Humbly, I am asking if you or anyone you know might be willing to be tested as a potential living donor. Living donor transplants represent the best opportunity for positive long-term outcomes, and provided I am able to find a suitable match, my medical team is confident this surgery is my greatest chance for living a longer,healthier life.

I realize that donating a kidney is an incredibly generous act, as well as a major sacrifice. I wish that I did not have to ask anyone to make such a sacrifice, but I am incredibly grateful that this option exists.Asking a family member or a friend to consider donating a kidney to me is difficult, but it greatly improves my chances of getting a transplant. A living kidney donation typically lasts longer and has better function. I am an O bloodtype– so a match is important for the success of the transplant.

If donating a kidney to me is something you would be willing to do, you can confidentially contact my transplant team at Brigham and Women’s Hospital directly at bwh.donorscreen.org

The success of a kidney transplant is staying off regular dialysis treatments. Finding a kidney for a transplant is not easy. Time is not on my side. Some wait for years; many die while waiting. The average wait time is five years or more for a kidney. If you can help, please do. If you know anyone who might, please forward this on. Forwarding this to your family, friends, work, school, congregation, or any other communities you belong to would be most gratefully appreciated.

You might not know a lot about living donation – I know I didn’t before kidney disease affected my family. Understandably, some people are afraid about the surgery and what living with one kidney will mean for them. Here’s some basic information about kidney donation:

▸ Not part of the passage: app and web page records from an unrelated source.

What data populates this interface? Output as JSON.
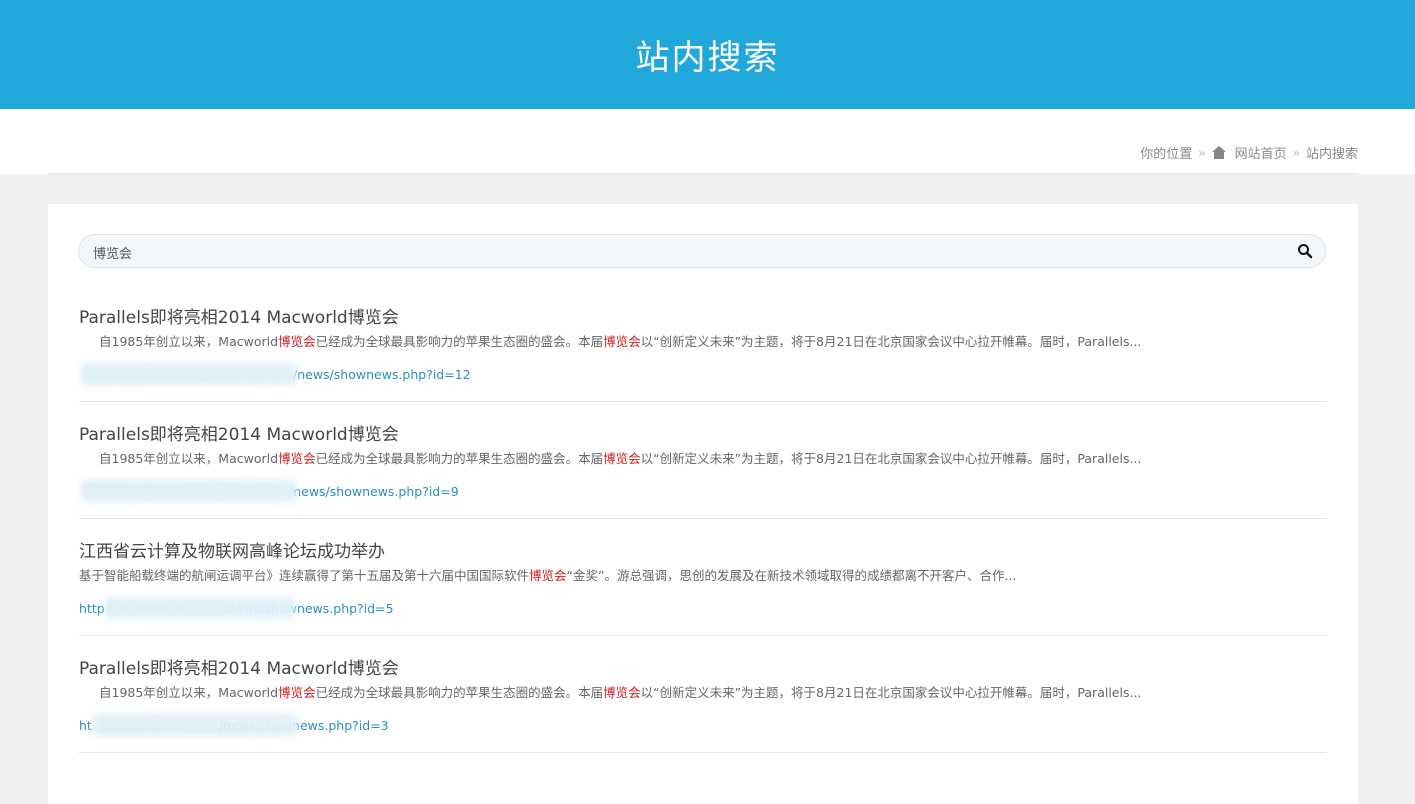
{
  "header": {
    "title": "站内搜索"
  },
  "breadcrumb": {
    "prefix": "你的位置",
    "sep": "»",
    "home": "网站首页",
    "current": "站内搜索"
  },
  "search": {
    "value": "博览会"
  },
  "results": [
    {
      "title": "Parallels即将亮相2014 Macworld博览会",
      "snippet_parts": [
        "自1985年创立以来，Macworld",
        "博览会",
        "已经成为全球最具影响力的苹果生态圈的盛会。本届",
        "博览会",
        "以“创新定义未来”为主题，将于8月21日在北京国家会议中心拉开帷幕。届时，Parallels..."
      ],
      "url": "/news/shownews.php?id=12"
    },
    {
      "title": "Parallels即将亮相2014 Macworld博览会",
      "snippet_parts": [
        "自1985年创立以来，Macworld",
        "博览会",
        "已经成为全球最具影响力的苹果生态圈的盛会。本届",
        "博览会",
        "以“创新定义未来”为主题，将于8月21日在北京国家会议中心拉开帷幕。届时，Parallels..."
      ],
      "url": "/news/shownews.php?id=9"
    },
    {
      "title": "江西省云计算及物联网高峰论坛成功举办",
      "snippet_parts": [
        "基于智能船载终端的航闸运调平台》连续赢得了第十五届及第十六届中国国际软件",
        "博览会",
        "“金奖”。游总强调，思创的发展及在新技术领域取得的成绩都离不开客户、合作..."
      ],
      "url": "http                              /news/shownews.php?id=5"
    },
    {
      "title": "Parallels即将亮相2014 Macworld博览会",
      "snippet_parts": [
        "自1985年创立以来，Macworld",
        "博览会",
        "已经成为全球最具影响力的苹果生态圈的盛会。本届",
        "博览会",
        "以“创新定义未来”为主题，将于8月21日在北京国家会议中心拉开帷幕。届时，Parallels..."
      ],
      "url": "ht                                /news/shownews.php?id=3"
    }
  ],
  "colors": {
    "banner": "#1fa8d9",
    "highlight": "#d21b1b",
    "link": "#2a8fc4"
  }
}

  • You only need one kidney to live a healthy, long life. (My Mom donated her kidney to my brother 20 years ago and is now 85 years old)
  • Most donor surgery is done by a small incision laparoscopically meaning through tiny incisions.
  • The recuperation period is usually fairly quick, generally less than two weeks.
  • The cost of your evaluation and surgery will be covered by my insurance.

You will have your own separate team of healthcare professionals to evaluate you as a living donor. Their job is to look out for YOUR best interests. Thank you for taking the time to read my story and for helping me by sharing my story with everyone you know. I am hopeful my efforts will help me receive a kidney sooner before I have to go on dialysis. Even though my sister in law’s kidney was not a match for my brother she was tested to swap her kidney so my brother could receive a kidney in a swap, he then found a match – but she decided to donate her kidney to a family friend and both are doing fantastic!

For someone to be an organ donor is incredible but to donate an organ while you are still alive is the ultimate sacrifice and one of the most inspirational act anyone can do. As you read this, I want to be clear that I would only want a donor that does not feel forced or pressured in any way into donating to me. I understand that this is an extremely personal decision. As I said before, I am doing this with the hope that it may yield a positive result for me. I would be happy to tell you more about my story

Thanks for taking the time to read my letter and considering making a live donor transplant. Please feel free to contact me if you have any questions (978) 273-2539 or call my transplant coordinator, Nancy Minghella (617) 525-8409,and have a confidential conversation about living kidney donation, and get answers to any questions you have. If you want to be a potential donor your first contact must be to a Living Donor nurse at bwh.donorscreen.org –to submit the application and take a blood test to see if you are a match for O type blood.

Thank you so much. Words cannot express how much this would mean to me.


Donna L. Tanner